Level 2: Mid-level evidence
Some counseling interventions have been shown to have moderate success in reducing smoking rates in teenagers (Cochrane Database Syst Rev. 2010;1:CD003289). A recent cluster randomized trial evaluated the efficacy of adding physical activity to counseling for teenagers trying to quit smoking (Pediatrics. 2011;128:e801-e811).
High schools in West Virginia were randomly assigned to provide one of three smoking cessation programs to students aged 14 to 19 years who smoked on at least one day in the last 30 days:
- A brief intervention with a single 10-15 minute group meeting conducted by a trained facilitator

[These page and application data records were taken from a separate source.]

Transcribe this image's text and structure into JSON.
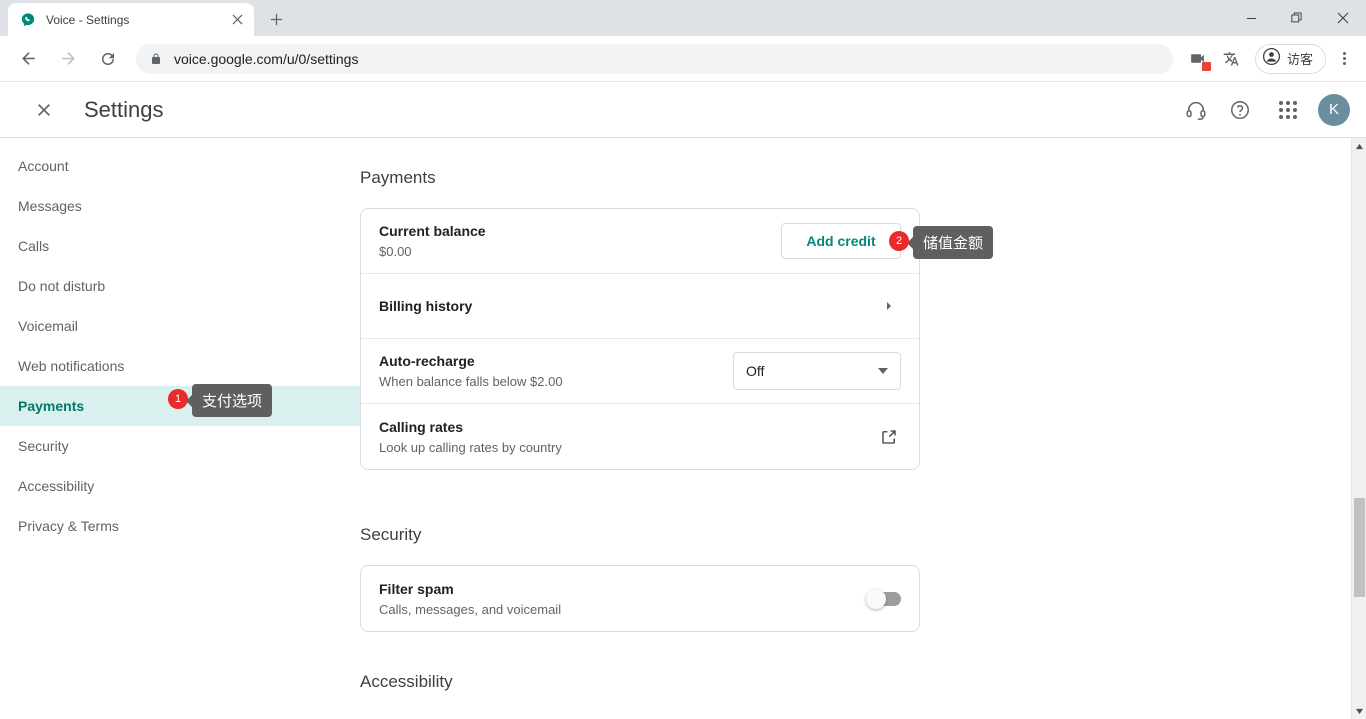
{
  "browser": {
    "tab": {
      "title": "Voice - Settings",
      "favicon": "google-voice-icon",
      "close": "×"
    },
    "new_tab_label": "+",
    "window_controls": {
      "minimize": "minimize-icon",
      "maximize": "maximize-icon",
      "close": "close-icon"
    },
    "nav": {
      "back": "back-arrow-icon",
      "forward": "forward-arrow-icon",
      "reload": "reload-icon"
    },
    "omnibox": {
      "lock": "lock-icon",
      "url": "voice.google.com/u/0/settings"
    },
    "toolbar_icons": {
      "camera": "camera-blocked-icon",
      "translate": "translate-icon"
    },
    "profile": {
      "name": "访客",
      "avatar": "person-icon"
    },
    "menu": "three-dots-menu-icon"
  },
  "app": {
    "close_label": "×",
    "title": "Settings",
    "header_icons": {
      "support": "headset-icon",
      "help": "help-circle-icon",
      "apps": "apps-grid-icon"
    },
    "avatar_letter": "K"
  },
  "sidebar": {
    "items": [
      {
        "label": "Account",
        "active": false
      },
      {
        "label": "Messages",
        "active": false
      },
      {
        "label": "Calls",
        "active": false
      },
      {
        "label": "Do not disturb",
        "active": false
      },
      {
        "label": "Voicemail",
        "active": false
      },
      {
        "label": "Web notifications",
        "active": false
      },
      {
        "label": "Payments",
        "active": true
      },
      {
        "label": "Security",
        "active": false
      },
      {
        "label": "Accessibility",
        "active": false
      },
      {
        "label": "Privacy & Terms",
        "active": false
      }
    ],
    "payments_badge": "1",
    "payments_tooltip": "支付选项"
  },
  "payments": {
    "heading": "Payments",
    "balance": {
      "title": "Current balance",
      "amount": "$0.00"
    },
    "add_credit": {
      "label": "Add credit",
      "badge": "2",
      "tooltip": "储值金额"
    },
    "billing_history": {
      "title": "Billing history",
      "chevron": "chevron-right-icon"
    },
    "auto_recharge": {
      "title": "Auto-recharge",
      "subtitle": "When balance falls below $2.00",
      "selected": "Off",
      "options": [
        "Off"
      ]
    },
    "calling_rates": {
      "title": "Calling rates",
      "subtitle": "Look up calling rates by country",
      "icon": "external-link-icon"
    }
  },
  "security": {
    "heading": "Security",
    "filter_spam": {
      "title": "Filter spam",
      "subtitle": "Calls, messages, and voicemail",
      "enabled": false
    }
  },
  "accessibility": {
    "heading": "Accessibility"
  },
  "colors": {
    "accent_teal": "#00796b",
    "active_bg": "#d9f0ee",
    "badge_red": "#ea2b2b",
    "tooltip_bg": "#5f5f5f",
    "link_teal": "#00897b"
  }
}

- Not on Tobacco (N-O-T), a program from the American Lung Association that includes group counseling and advice on healthy behaviors, stress management and life skills, once weekly for 10 weeks
- Or a combination of N-O-T plus a pedometer-based physical activity intervention
Students in the combined group were given pedometers and logs to record steps and daily minutes of other physical activity, and they had additional time in group sessions devoted to encouragement and instruction.
A total of 233 teenagers from 19 schools participated in the trial (54% girls, 96% daily smokers, mean smoking rates 10.1-14.5 cigarettes/day). Follow-up rates were 75% at three months and 63% at six months, but all participants were included in intention-to-treat analyses.
At six-month follow-up, the combination group had the highest quit rate (31.3%), followed by the N-O-T group (21.1%; P=0.066 vs. combination) and the brief intervention group (15.9%; P=0.013 vs. combination). In subgroup analyses by gender, the combination group had significantly increased quit rates compared to the N-O-T program alone in boys (36.8% vs. 18.4%; P=0.033, NNT 6), but not in girls (26.2% vs. 21.1%). The pattern of results was similar at three months.
Alan Ehrlich, MD, is a deputy editor for DynaMed, a database that provides evidence-based information on more than 3,000 clinical topics and is updated daily through systematic surveillance covering more than 500 journals. He is also an assistant clinical professor in Family Medicine at the University of Massachusetts Medical School in Worcester.